June 6, 2007
WHEN FR. Ed Panlilio decided to take a leave from the priesthood to run in Pampanga’s gubernatorial elections, Filipinos knew something was afoot. It was vaguely reminiscent of the time when a certain housewife decided to leave a sheltered, low-key, and predictable life to seek the nation’s highest office because she knew it was time for change in the country. Both knew that unlikely candidates as they were, destiny was assigning a key role to them. Leadership was being thrust upon them.
Then and now—in the time of Cory Aquino and of Panlilio—journalists knew in their hearts that change had to happen. Journalists not only knew which candidate was on the right side, they also wanted to be on that side. The problem: how to keep their feelings away from their duty to report the news.
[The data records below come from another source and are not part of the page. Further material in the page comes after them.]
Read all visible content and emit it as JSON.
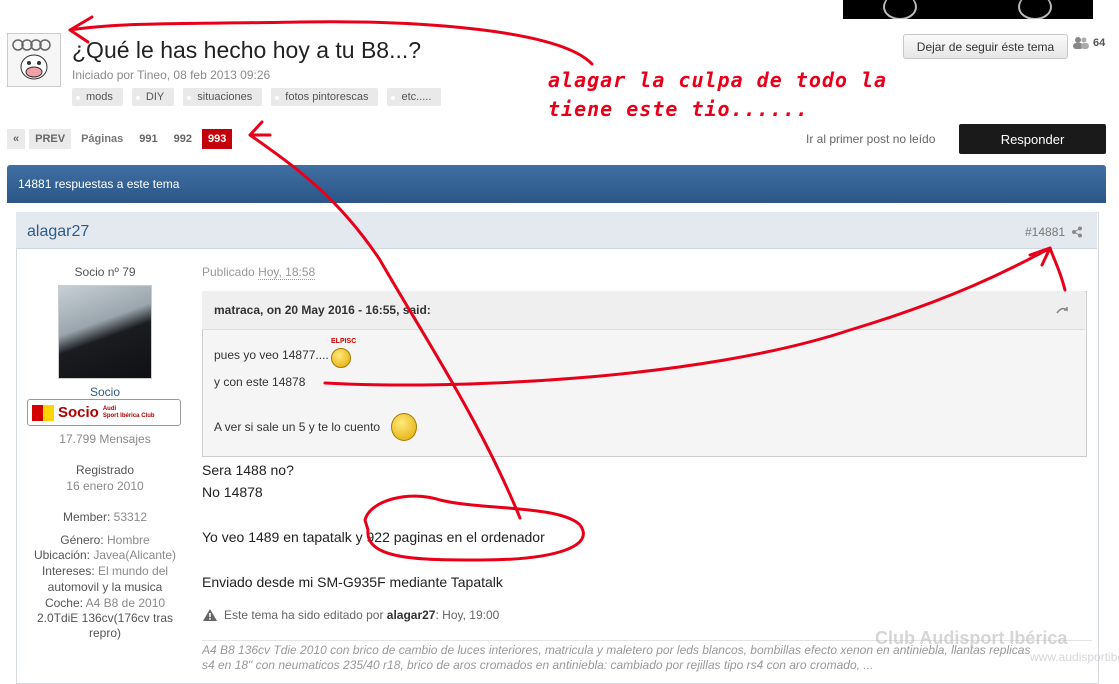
{
  "topic": {
    "title": "¿Qué le has hecho hoy a tu B8...?",
    "started_prefix": "Iniciado por",
    "started_by": "Tineo",
    "started_date": ", 08 feb 2013 09:26",
    "tags": [
      "mods",
      "DIY",
      "situaciones",
      "fotos pintorescas",
      "etc....."
    ],
    "follow_label": "Dejar de seguir éste tema",
    "followers": "64"
  },
  "annotation": {
    "line1": "alagar la culpa de todo la",
    "line2": "tiene este tio......"
  },
  "pager": {
    "first": "«",
    "prev": "PREV",
    "label": "Páginas",
    "pages": [
      "991",
      "992",
      "993"
    ],
    "current": "993",
    "first_unread": "Ir al primer post no leído",
    "reply": "Responder"
  },
  "replies_bar": "14881 respuestas a este tema",
  "post": {
    "author": "alagar27",
    "number": "#14881",
    "member_no": "Socio nº 79",
    "group": "Socio",
    "badge_text": "Socio",
    "badge_sub1": "Audi",
    "badge_sub2": "Sport Ibérica Club",
    "messages": "17.799 Mensajes",
    "registered_label": "Registrado",
    "registered_date": "16 enero 2010",
    "member_label": "Member:",
    "member_value": "53312",
    "gender_label": "Género:",
    "gender_value": "Hombre",
    "location_label": "Ubicación:",
    "location_value": "Javea(Alicante)",
    "interests_label": "Intereses:",
    "interests_value_1": "El mundo del",
    "interests_value_2": "automovil y la musica",
    "car_label": "Coche:",
    "car_value_1": "A4 B8 de 2010",
    "car_value_2": "2.0TdiE 136cv(176cv tras",
    "car_value_3": "repro)",
    "published_prefix": "Publicado",
    "published_time": "Hoy, 18:58",
    "quote_author": "matraca, on 20 May 2016 - 16:55, said:",
    "quote_lines": [
      "pues yo veo 14877....",
      "y con este 14878",
      "A ver si sale un 5 y te lo cuento"
    ],
    "smiley_label": "ELPISC",
    "body_lines": [
      "Sera 1488 no?",
      "No 14878",
      "Yo veo 1489 en tapatalk y 922 paginas en el ordenador",
      "Enviado desde mi SM-G935F mediante Tapatalk"
    ],
    "edited_prefix": "Este tema ha sido editado por",
    "edited_by": "alagar27",
    "edited_time": ": Hoy, 19:00",
    "signature_1": "A4 B8 136cv Tdie 2010 con brico de cambio de luces interiores, matricula y maletero por leds blancos, bombillas efecto xenon en antiniebla, llantas replicas",
    "signature_2": "s4 en 18\" con neumaticos 235/40 r18, brico de aros cromados en antiniebla: cambiado por rejillas tipo rs4 con aro cromado, ..."
  },
  "watermark": {
    "line1": "Club Audisport Ibérica",
    "line2": "www.audisportiberica.com"
  },
  "colors": {
    "annotation": "#e8001a",
    "bluebar": "#2b5687",
    "active_page": "#c4000b",
    "author": "#2e5b8a"
  }
}
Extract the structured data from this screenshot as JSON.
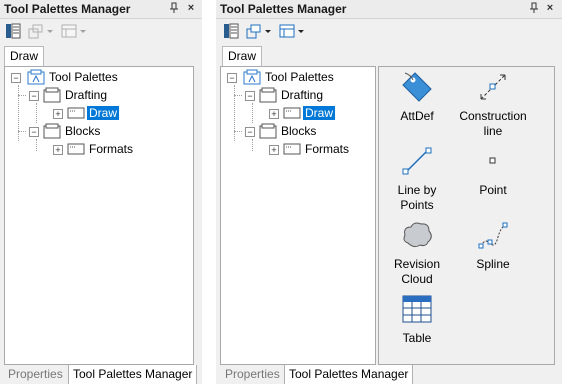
{
  "left_panel": {
    "title": "Tool Palettes Manager",
    "pin_icon": "pin-icon",
    "close_icon": "close-icon",
    "tab": "Draw",
    "tree": [
      {
        "label": "Tool Palettes"
      },
      {
        "label": "Drafting"
      },
      {
        "label": "Draw"
      },
      {
        "label": "Blocks"
      },
      {
        "label": "Formats"
      }
    ],
    "bottom_tabs": {
      "properties": "Properties",
      "manager": "Tool Palettes Manager"
    }
  },
  "right_panel": {
    "title": "Tool Palettes Manager",
    "pin_icon": "pin-icon",
    "close_icon": "close-icon",
    "tab": "Draw",
    "tree": [
      {
        "label": "Tool Palettes"
      },
      {
        "label": "Drafting"
      },
      {
        "label": "Draw"
      },
      {
        "label": "Blocks"
      },
      {
        "label": "Formats"
      }
    ],
    "tools": [
      {
        "label": "AttDef",
        "icon": "attdef-tag-icon"
      },
      {
        "label": "Construction\nline",
        "icon": "construction-line-icon"
      },
      {
        "label": "Line by\nPoints",
        "icon": "line-by-points-icon"
      },
      {
        "label": "Point",
        "icon": "point-icon"
      },
      {
        "label": "Revision\nCloud",
        "icon": "revision-cloud-icon"
      },
      {
        "label": "Spline",
        "icon": "spline-icon"
      },
      {
        "label": "Table",
        "icon": "table-icon"
      }
    ],
    "bottom_tabs": {
      "properties": "Properties",
      "manager": "Tool Palettes Manager"
    }
  },
  "colors": {
    "selection": "#0078d7",
    "tree_bg": "#ffffff",
    "panel_bg": "#f0f0f0",
    "icon_blue": "#1e6fbf",
    "node_blue": "#2a78c8"
  }
}
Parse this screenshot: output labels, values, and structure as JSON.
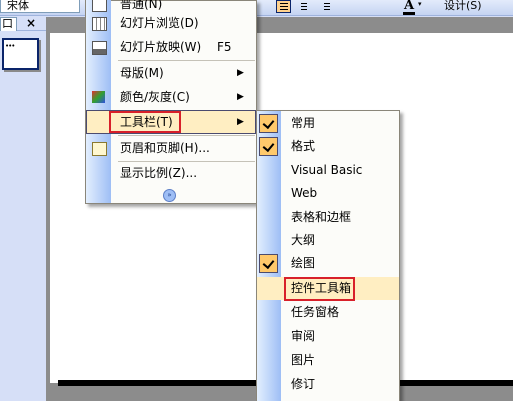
{
  "toolbar": {
    "font_name": "宋体",
    "font_color_letter": "A",
    "font_color_dropdown": "▾",
    "design_label": "设计(S)"
  },
  "pane": {
    "outline_tab": "口",
    "close_glyph": "×",
    "thumb_marks": "•••"
  },
  "menu1": {
    "items": [
      {
        "label": "普通(N)"
      },
      {
        "label": "幻灯片浏览(D)"
      },
      {
        "label": "幻灯片放映(W)",
        "shortcut": "F5"
      },
      {
        "label": "母版(M)",
        "arrow": "▶"
      },
      {
        "label": "颜色/灰度(C)",
        "arrow": "▶"
      },
      {
        "label": "工具栏(T)",
        "arrow": "▶"
      },
      {
        "label": "页眉和页脚(H)..."
      },
      {
        "label": "显示比例(Z)..."
      }
    ],
    "more_glyph": "»"
  },
  "submenu": {
    "items": [
      {
        "label": "常用",
        "checked": true
      },
      {
        "label": "格式",
        "checked": true
      },
      {
        "label": "Visual Basic",
        "checked": false
      },
      {
        "label": "Web",
        "checked": false
      },
      {
        "label": "表格和边框",
        "checked": false
      },
      {
        "label": "大纲",
        "checked": false
      },
      {
        "label": "绘图",
        "checked": true
      },
      {
        "label": "控件工具箱",
        "checked": false
      },
      {
        "label": "任务窗格",
        "checked": false
      },
      {
        "label": "审阅",
        "checked": false
      },
      {
        "label": "图片",
        "checked": false
      },
      {
        "label": "修订",
        "checked": false
      }
    ]
  },
  "colors": {
    "highlight_fill": "#ffeec2",
    "annotation_red": "#d8202a",
    "menu_gutter": "#9ebef5"
  }
}
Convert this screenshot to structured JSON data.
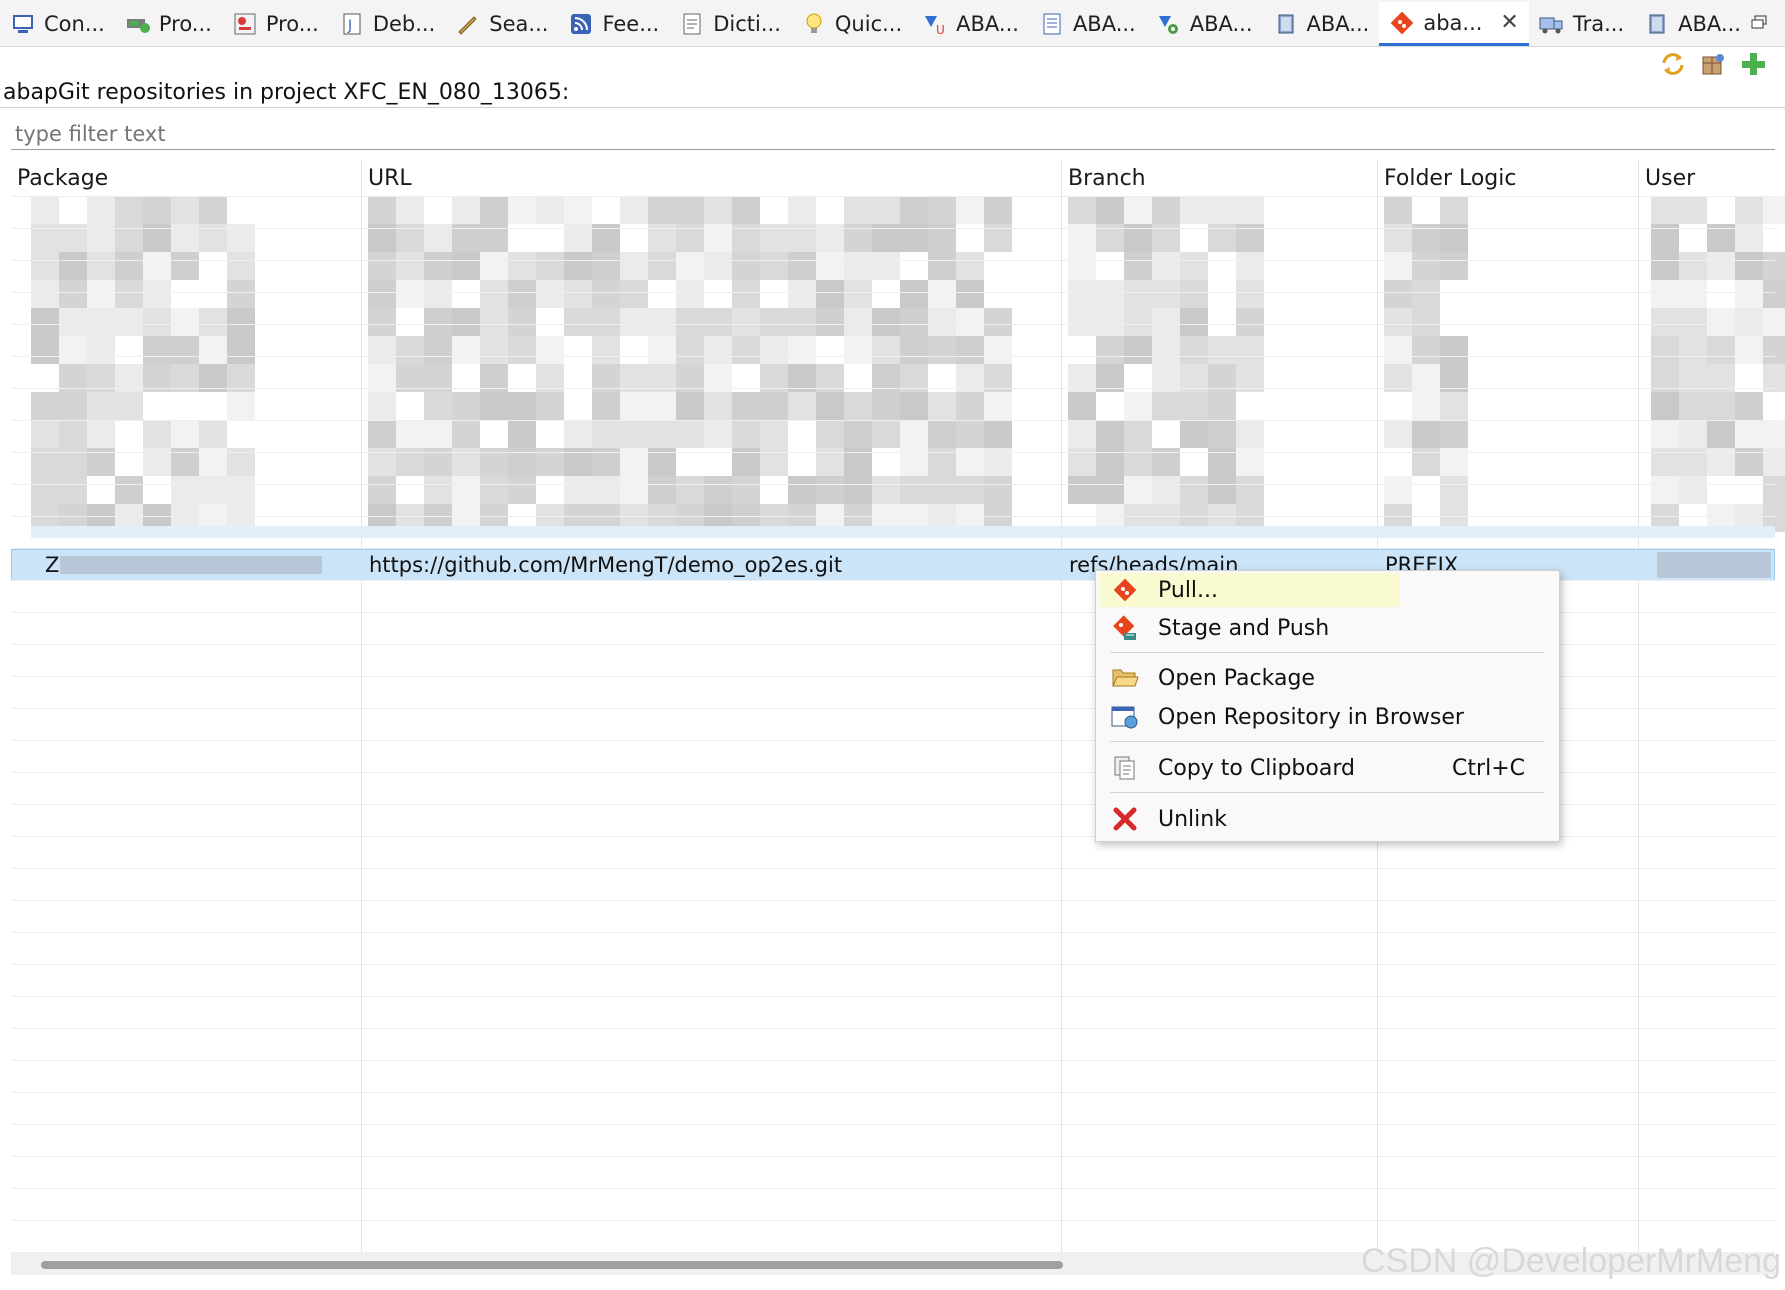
{
  "tabs": [
    {
      "label": "Con...",
      "icon": "console-icon"
    },
    {
      "label": "Pro...",
      "icon": "progress-icon"
    },
    {
      "label": "Pro...",
      "icon": "problems-icon"
    },
    {
      "label": "Deb...",
      "icon": "debug-icon"
    },
    {
      "label": "Sea...",
      "icon": "search-icon"
    },
    {
      "label": "Fee...",
      "icon": "feed-icon"
    },
    {
      "label": "Dicti...",
      "icon": "dictionary-icon"
    },
    {
      "label": "Quic...",
      "icon": "lightbulb-icon"
    },
    {
      "label": "ABA...",
      "icon": "abap-unit-icon"
    },
    {
      "label": "ABA...",
      "icon": "abap-doc-icon"
    },
    {
      "label": "ABA...",
      "icon": "abap-gear-icon"
    },
    {
      "label": "ABA...",
      "icon": "abap-book-icon"
    },
    {
      "label": "aba...",
      "icon": "abapgit-icon",
      "active": true
    },
    {
      "label": "Tra...",
      "icon": "transport-icon"
    },
    {
      "label": "ABA...",
      "icon": "abap-book-icon"
    }
  ],
  "view": {
    "title": "abapGit repositories in project XFC_EN_080_13065:",
    "filter_placeholder": "type filter text"
  },
  "table": {
    "columns": [
      "Package",
      "URL",
      "Branch",
      "Folder Logic",
      "User"
    ],
    "selected_row": {
      "package": "Z",
      "url": "https://github.com/MrMengT/demo_op2es.git",
      "branch": "refs/heads/main",
      "folder_logic": "PREFIX"
    }
  },
  "context_menu": {
    "items": [
      {
        "label": "Pull...",
        "icon": "abapgit-pull-icon",
        "highlighted": true
      },
      {
        "label": "Stage and Push",
        "icon": "abapgit-push-icon"
      },
      {
        "label": "Open Package",
        "icon": "folder-open-icon"
      },
      {
        "label": "Open Repository in Browser",
        "icon": "browser-icon"
      },
      {
        "label": "Copy to Clipboard",
        "icon": "clipboard-icon",
        "shortcut": "Ctrl+C"
      },
      {
        "label": "Unlink",
        "icon": "unlink-icon"
      }
    ]
  },
  "watermark": "CSDN @DeveloperMrMeng",
  "colors": {
    "accent": "#2f6fd6",
    "selection": "#cce4f7",
    "highlight": "#fafad0",
    "abapgit": "#e8451e"
  }
}
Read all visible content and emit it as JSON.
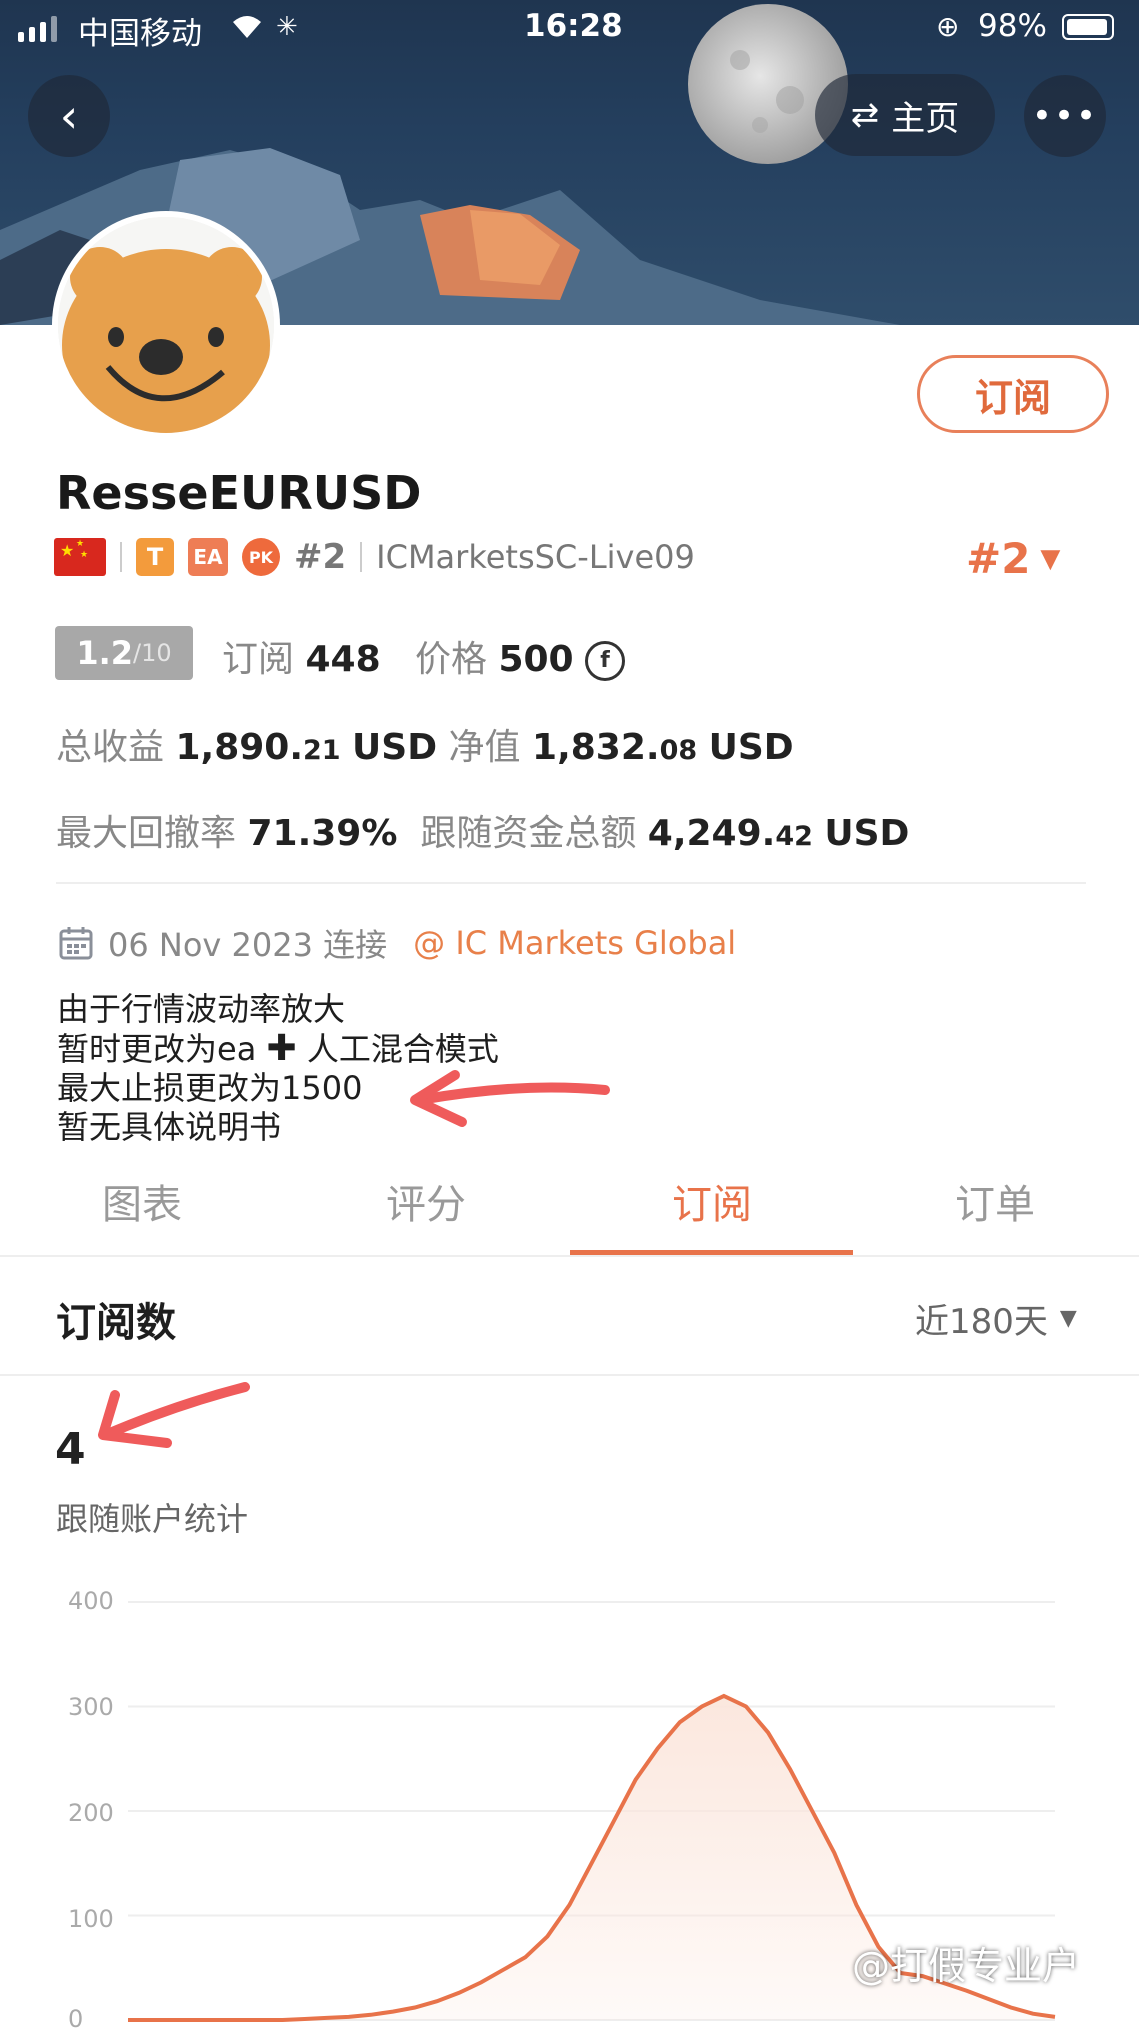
{
  "status_bar": {
    "carrier": "中国移动",
    "time": "16:28",
    "battery": "98%"
  },
  "header": {
    "back_icon": "chevron-left-icon",
    "switch_label": "主页",
    "more_icon": "ellipsis-icon"
  },
  "profile": {
    "username": "ResseEURUSD",
    "subscribe_label": "订阅",
    "badges": {
      "flag": "CN",
      "t_badge": "T",
      "ea_badge": "EA",
      "pk_badge": "PK",
      "rank": "#2",
      "server": "ICMarketsSC-Live09"
    },
    "rank_right": "#2"
  },
  "stats": {
    "score_main": "1.2",
    "score_den": "/10",
    "subscribe_label": "订阅",
    "subscribe_count": "448",
    "price_label": "价格",
    "price_value": "500",
    "total_profit_label": "总收益",
    "total_profit_main": "1,890.",
    "total_profit_dec": "21",
    "total_profit_unit": "USD",
    "equity_label": "净值",
    "equity_main": "1,832.",
    "equity_dec": "08",
    "equity_unit": "USD",
    "drawdown_label": "最大回撤率",
    "drawdown_value": "71.39%",
    "follow_funds_label": "跟随资金总额",
    "follow_funds_main": "4,249.",
    "follow_funds_dec": "42",
    "follow_funds_unit": "USD"
  },
  "connection": {
    "date": "06 Nov 2023 连接",
    "broker": "@ IC Markets Global"
  },
  "description": {
    "line1": "由于行情波动率放大",
    "line2a": "暂时更改为ea",
    "line2b": "人工混合模式",
    "line3": "最大止损更改为1500",
    "line4": "暂无具体说明书"
  },
  "tabs": [
    {
      "label": "图表"
    },
    {
      "label": "评分"
    },
    {
      "label": "订阅"
    },
    {
      "label": "订单"
    }
  ],
  "subscriptions": {
    "title": "订阅数",
    "range": "近180天",
    "count": "4",
    "caption": "跟随账户统计"
  },
  "chart_data": {
    "type": "area",
    "ylim": [
      0,
      400
    ],
    "yticks": [
      "400",
      "300",
      "200",
      "100",
      "0"
    ],
    "series": [
      {
        "values": [
          0,
          0,
          0,
          0,
          0,
          0,
          0,
          0,
          1,
          2,
          3,
          5,
          8,
          12,
          18,
          26,
          36,
          48,
          60,
          80,
          110,
          150,
          190,
          230,
          260,
          285,
          300,
          310,
          300,
          275,
          240,
          200,
          160,
          110,
          70,
          45,
          42,
          35,
          28,
          20,
          12,
          6,
          3
        ]
      }
    ],
    "colors": {
      "line": "#e8734a",
      "fill": "#fbe6dc"
    }
  },
  "watermark": "@打假专业户"
}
This was the situation faced by Tonette Orejas, correspondent of the Philippine Daily Inquirer, who covered the elections in Pampanga. In this issue of PJR Reports, Orejas writes not only of what she saw in the elections but of her own inner struggles at that time.
It turns out that Panlilio’s victory was not the only unexpected outcome of the elections. So was the triumph of a certain political detainee, ex-soldier Antonio Trillanes IV, and of nearly all opposition candidates in the senatorial contest. Apparently, the administration’s much-vaunted “machinery” failed.
And what was the role of media in all this? Television, the acknowledged medium of choice of most voters, stepped up to the plate. Did it deliver?
As in the elections, the traditional thinking is that the advantage lies with those with the largest resources. In the electoral coverage by the networks, that would be ABS-CBN and GMA-7. As resources rise, so do viewer expectations.
But what about those who are not similarly equipped? ABC-5 came up with an interesting option. Instead of concentrating on the big day alone, it went on a selective coverage of certain areas way ahead of the elections. It focused on lingering problems and how the choice of leaders could solve these.
Most unusually, and almost facetiously, ABC-5 added another ingredient to its coverage: psychics who were supposed to give their prognosis on the fates of the candidates. How well did they do? Ed Lingao, head of the station’s news operations team, says of Madame Auring and company: “Like the politicians, they preferred to be marvelously vague.”
Nothing was vague, however, about the determination displayed by all the candidates during the campaign. The name Pichay and his campaign quickly come to mind when one talks about political advertisements. Yet, the outcome of the elections effectively put political ads in their proper place. The article on political advertisements explains this.
And then there were the truly savvy politicians who were quick to realize the power of a new medium: the Internet. Through blogs and websites, they reached out to the youth and the overseas Pinoys and went on to win the elections. There were matters of concern that almost got lost in the thick of the political exercise. The Commission on Elections stepped in to stop the quick count being conducted by media. Despite an agreement and similar activities in the past, it suddenly became illegal to publicize such counts. A PJR Reports story draws attention to this issue.
And while nobody was looking, somebody issued an executive order hushing up government employees who have a mind to share with the public some things that might be in its interest to know. Has anybody heard of Executive Order 608? PJR Reports talks about this and its implications for the press.
And, oh, is the class action suit filed by journalists and media groups against presidential spouse Mike Arroyo over and done with? Not by a long shot. Read this month’s issue to be updated.